  • Don’t place lamps or TV sets near your air-conditioning thermostat. The thermostat senses heat from these appliances, which can cause the air conditioner to run longer than necessary – Alliance to Save Energy
  • Keeping the filter and cooling coil of an air-conditioner clean saves up to 10% of energy.

Slow travel

April 14th, 2007

Have a look at Seat 61 for more information about using trains to get around as opposed to flying. Or have a look at Strand Travel for information about travelling on cargo ships. 

Duvet Dancing

April 12th, 2007

Greenpeace has looked into one of humanity’s favourite pastimes and uncovered the passion that can make a difference for our environment. 

Please note that the jokes below are theirs not tiptheplanets… ours would’ve been significantly better.

  • Turn off the lights. We all have to do our part to stop climate change, energy reduction and energy efficiency are an important part of changing our energy culture. If you want to see your partner, or what you are doing, have sex during the day.
  • Passion for fruit? If you like to use produce to get the blood boiling, make sure it is GE-free. There have not been enough studies on genetically engineered foods to know what the effects on our diets will be, let alone the affects of using it for more intimate activities.
  • Oysters and other shellfish can be potent aphrodisiacs, but our oceans are being destroyed at an unprecedented rate – we need to stop plundering for pleasure. Instead you can support sustainable community-based operations in the Amazon rainforest choosing from two popular and plentiful herbal and fruit drinks, guaran and caju, for more than just a clean conscience.
  • Forget the fossil fuel based lubricants like petroleum jelly! Esso’s screwing the planet, but you don’t have to.
  • Role playing games can be fun as long as both partners are consenting and comfortable with the boundaries. So if you and your partner want to dress up and play “George Bush and Corporate America at the Earth Summit” or other S&M style games, agree on what’s permissible and what’s not up front. And remember that games – like fantasies – are not real life.
  • Use Vegan Approved Condoms.
  • Dispose of your various bits and bobs in a place where they won’t harm the planet.

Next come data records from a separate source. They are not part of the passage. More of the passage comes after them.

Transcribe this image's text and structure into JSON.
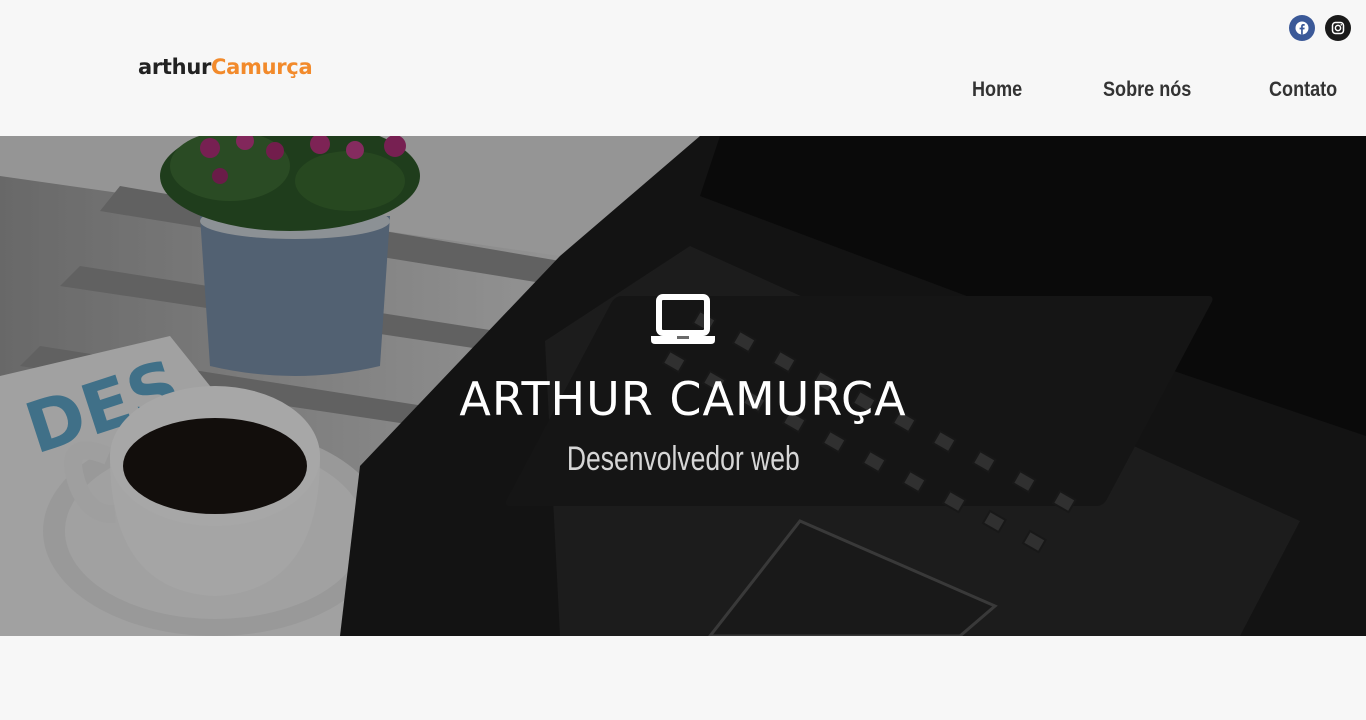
{
  "brand": {
    "logo_part1": "arthur",
    "logo_part2": "Camurça",
    "accent_color": "#f28a2b"
  },
  "social": [
    {
      "name": "facebook",
      "icon": "facebook-icon",
      "color": "#3b5998"
    },
    {
      "name": "instagram",
      "icon": "instagram-icon",
      "color": "#1a1a1a"
    }
  ],
  "nav": {
    "items": [
      "Home",
      "Sobre nós",
      "Contato"
    ]
  },
  "hero": {
    "icon": "laptop-icon",
    "title": "ARTHUR CAMURÇA",
    "subtitle": "Desenvolvedor web",
    "background": "photo: laptop, coffee cup, flower pot on wooden table"
  }
}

Better late than never

April 11th, 2007

Darn, we meant to point you in the direction of these tips before easter, but failed, so here they are a little late, but still mostly applicable…


Old and smug

April 10th, 2007

Your pension may be buying more than you think. While growing a nest egg for your retirement, it could also be paying for environmental destruction, illegal arms sales or unfair labour practices.

Through our pensions we own over 16% of UK quoted companies. This adds up to £230 billion in stocks. That’s a powerful voice for change if we work together to use it.

Ethical and environmentally responsible pensions are now a real option. Several pension providers have recently launched ethical funds, and many more are expected as a result of new government regulations. Put pressure on your company to ensure their pension scheme is ethical and representative of your morals, not theirs!

To find out more go to: www.fairpensions.org.uk

Not one for the boys

April 7th, 2007

A way of avoiding the toxins related to tampons and sanitary pads is to use a menstrual cup. This has several benefits. Not only is it reusable, but you will be saving money every month by not buying all those disposable products. Furthermore, if you are not buying them then you won’t be needing to dispose of them, therefore sending less to landfill. A menstrual cup is convenient, cheaper, healthier, and better for the environment too. There are cups made from rubber and silicone, however it is thought that the silicone cups are better for those who might have sensitive skin or are allergy prone.

For more information on ladies hygine see Treehugger